● DIRECTIONS
Write out the listing below in its entirety, minus the pictures, without changing a word.

● RECORD EXCERPTS
- - - - -

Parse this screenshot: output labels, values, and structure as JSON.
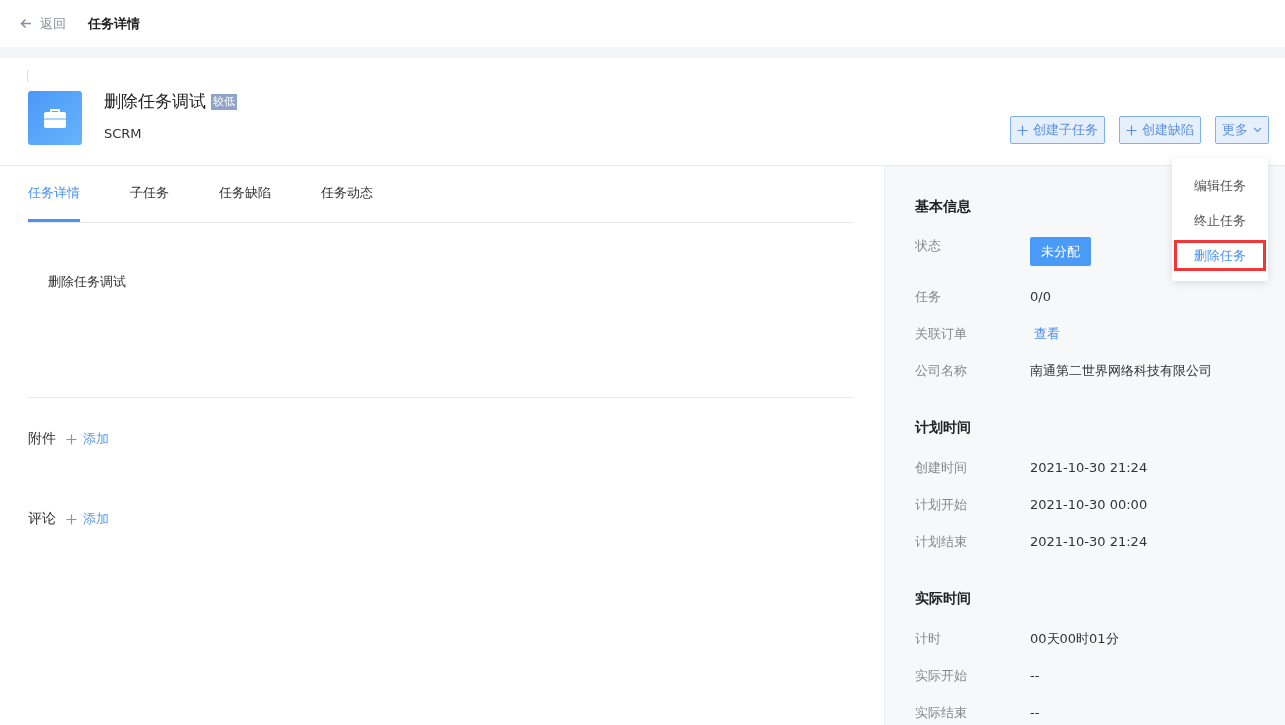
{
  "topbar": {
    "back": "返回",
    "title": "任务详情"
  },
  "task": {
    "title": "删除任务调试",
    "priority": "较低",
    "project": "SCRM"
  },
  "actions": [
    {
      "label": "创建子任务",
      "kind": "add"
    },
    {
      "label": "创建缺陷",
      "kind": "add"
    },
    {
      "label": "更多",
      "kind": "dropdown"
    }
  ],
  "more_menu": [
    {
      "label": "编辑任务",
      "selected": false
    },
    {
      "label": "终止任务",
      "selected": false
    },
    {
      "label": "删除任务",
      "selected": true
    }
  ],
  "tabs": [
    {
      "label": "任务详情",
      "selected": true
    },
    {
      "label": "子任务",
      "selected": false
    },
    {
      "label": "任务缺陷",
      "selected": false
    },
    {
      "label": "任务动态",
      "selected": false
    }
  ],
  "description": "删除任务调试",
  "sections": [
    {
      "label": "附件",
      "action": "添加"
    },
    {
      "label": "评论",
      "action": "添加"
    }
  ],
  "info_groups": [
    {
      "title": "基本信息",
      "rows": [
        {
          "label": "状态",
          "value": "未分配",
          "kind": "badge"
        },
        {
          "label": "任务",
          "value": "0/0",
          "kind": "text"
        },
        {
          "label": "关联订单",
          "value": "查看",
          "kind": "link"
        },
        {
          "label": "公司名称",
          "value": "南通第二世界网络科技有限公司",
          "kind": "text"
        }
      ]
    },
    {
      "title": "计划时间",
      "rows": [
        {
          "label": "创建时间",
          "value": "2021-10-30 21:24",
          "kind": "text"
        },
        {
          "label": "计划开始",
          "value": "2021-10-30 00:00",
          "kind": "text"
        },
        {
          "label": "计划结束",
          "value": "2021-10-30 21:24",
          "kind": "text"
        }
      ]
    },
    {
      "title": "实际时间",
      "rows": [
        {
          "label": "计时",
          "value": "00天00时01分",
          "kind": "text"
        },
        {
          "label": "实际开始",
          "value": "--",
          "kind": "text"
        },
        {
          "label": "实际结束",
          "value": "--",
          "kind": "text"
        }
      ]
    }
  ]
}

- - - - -

● TASK ANSWER
Parse this screenshot: output labels, values, and structure as JSON.
{
  "topbar": {
    "back": "返回",
    "title": "任务详情"
  },
  "task": {
    "title": "删除任务调试",
    "priority": "较低",
    "project": "SCRM"
  },
  "actions": [
    {
      "label": "创建子任务",
      "kind": "add"
    },
    {
      "label": "创建缺陷",
      "kind": "add"
    },
    {
      "label": "更多",
      "kind": "dropdown"
    }
  ],
  "more_menu": [
    {
      "label": "编辑任务",
      "selected": false
    },
    {
      "label": "终止任务",
      "selected": false
    },
    {
      "label": "删除任务",
      "selected": true
    }
  ],
  "tabs": [
    {
      "label": "任务详情",
      "selected": true
    },
    {
      "label": "子任务",
      "selected": false
    },
    {
      "label": "任务缺陷",
      "selected": false
    },
    {
      "label": "任务动态",
      "selected": false
    }
  ],
  "description": "删除任务调试",
  "sections": [
    {
      "label": "附件",
      "action": "添加"
    },
    {
      "label": "评论",
      "action": "添加"
    }
  ],
  "info_groups": [
    {
      "title": "基本信息",
      "rows": [
        {
          "label": "状态",
          "value": "未分配",
          "kind": "badge"
        },
        {
          "label": "任务",
          "value": "0/0",
          "kind": "text"
        },
        {
          "label": "关联订单",
          "value": "查看",
          "kind": "link"
        },
        {
          "label": "公司名称",
          "value": "南通第二世界网络科技有限公司",
          "kind": "text"
        }
      ]
    },
    {
      "title": "计划时间",
      "rows": [
        {
          "label": "创建时间",
          "value": "2021-10-30 21:24",
          "kind": "text"
        },
        {
          "label": "计划开始",
          "value": "2021-10-30 00:00",
          "kind": "text"
        },
        {
          "label": "计划结束",
          "value": "2021-10-30 21:24",
          "kind": "text"
        }
      ]
    },
    {
      "title": "实际时间",
      "rows": [
        {
          "label": "计时",
          "value": "00天00时01分",
          "kind": "text"
        },
        {
          "label": "实际开始",
          "value": "--",
          "kind": "text"
        },
        {
          "label": "实际结束",
          "value": "--",
          "kind": "text"
        }
      ]
    }
  ]
}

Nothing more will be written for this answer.